Instead, I turned to YouTube and started watching some tutorials on how to improve my mid-game. The chess bug in me is growing again and at some point it will lead to me engaging in a local chess community.

Sound familiar?

This is how we all think, and how people in our spheres approach church. It starts with questions about life that remain unanswered. But in this day and age they’re not going to turn to a church building, they’re going to turn to a YouTube video, or a Facebook Page.

Online church is now an essential strategy for all churches, regardless of size if they wish to engage with people who are seeking a relationship with God.

3. Churches with Online Services already in play adapted faster

This seems obvious, but the ramifications are profound. When COVID struck, there were some larger churches that I follow that already had online church in place already. So what they did was… they just carried on as normal, but didn’t have people in the room. Because they had already innovated, they could adapt to the change a lot faster.

I remember hearing John Glass, former General Superintendent of Elim UK and friend of thinking.church, say that you can either be like a road or a river. If you drop a giant boulder in a road, the traffic must stop whilst you work out what’s going on. You then need to remove the boulder before the traffic can resume their journeys. Whereas if a boulder falls in a river, the water just flows around it.

Churches need to be early adopters when it comes to innovating. The faster churches innovate, the faster they can get back to their mission rather than figuring out what’s going on. If your church can become an innovative church, you’ll be ready to flow around the next crisis that hits.

4. Services must change from attractional to serving needs

Back in 2019, churches were generally attractional in nature. That means we worked really hard on getting the music right, the lighting right, the sound system right. All of these things are important and won’t stop being important in the future. However, there’s a saying that “content is king” and on the internet that’s even more the case.

Nowadays people are getting a huge following with very simple tools, often just an iPhone and a few apps.

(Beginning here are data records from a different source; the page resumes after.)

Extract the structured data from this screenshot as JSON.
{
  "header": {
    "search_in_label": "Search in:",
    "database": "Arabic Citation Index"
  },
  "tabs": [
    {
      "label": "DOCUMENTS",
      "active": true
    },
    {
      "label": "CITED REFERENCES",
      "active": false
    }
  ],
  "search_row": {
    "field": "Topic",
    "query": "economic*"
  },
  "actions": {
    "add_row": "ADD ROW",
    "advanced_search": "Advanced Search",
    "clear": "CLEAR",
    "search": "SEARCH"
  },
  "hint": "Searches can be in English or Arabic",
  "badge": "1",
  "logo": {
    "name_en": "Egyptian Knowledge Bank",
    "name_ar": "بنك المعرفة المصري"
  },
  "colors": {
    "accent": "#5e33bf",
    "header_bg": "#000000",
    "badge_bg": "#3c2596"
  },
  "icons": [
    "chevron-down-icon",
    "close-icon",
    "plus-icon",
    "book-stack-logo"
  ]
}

It’s the content that people want to watch.

What does that mean for the church? Well, it means that we need to focus less on creating an entertaining experience, and more on finding content that people are struggling though and finding ways to help them through it by trusting in God.

The top 5 searched terms in the United Kingdom in 2020 were:

  1. Coronavirus
  2. US Election
  3. Caroline Flack
  4. Coronavirus symptoms
  5. Coronavirus update

What does this tell us? It means that the things people are mostly thinking about are physical health, politics and mental health. How can we as a church respond to these things with a Christ-centred worldview?

Let’s orient our services around serving the needs of where people are at.

5. A polarised world needs a unified church

Things like Brexit, The US Election and Black Lives Matter have polarised the world, and sadly, the church too. On Twitter, I see more tweets of Christians bashing other Christians than I do Christians loving other Christians. This is not what Jesus has called us too as a church. In John 17:21, Jesus prayed that we would be one as He and the Father are one.

Jesus also reprimands his disciples in Mark chapter 9 for telling someone to stop driving out demons in Jesus’ name. Jesus replies, “Whoever is not against us is for us.”

The church is more polarised than ever, but we all have Jesus in common. Regardless of theology, politics or practice, we should be known for our love for each other. That other church down the road may have doctrinal differences to you, but if they love Jesus, then they are not against you, so they are for you.

Churches have enough competition for the hearts and minds of people in our communities for us to be fighting against each other. If you dislike Donald Trump, love Christians who think he’s great. If you’re a Trump supporter, love Christians who can’t stand him. We have Jesus in common, so that must be enough.

A polarised world needs a unified church, now more than ever.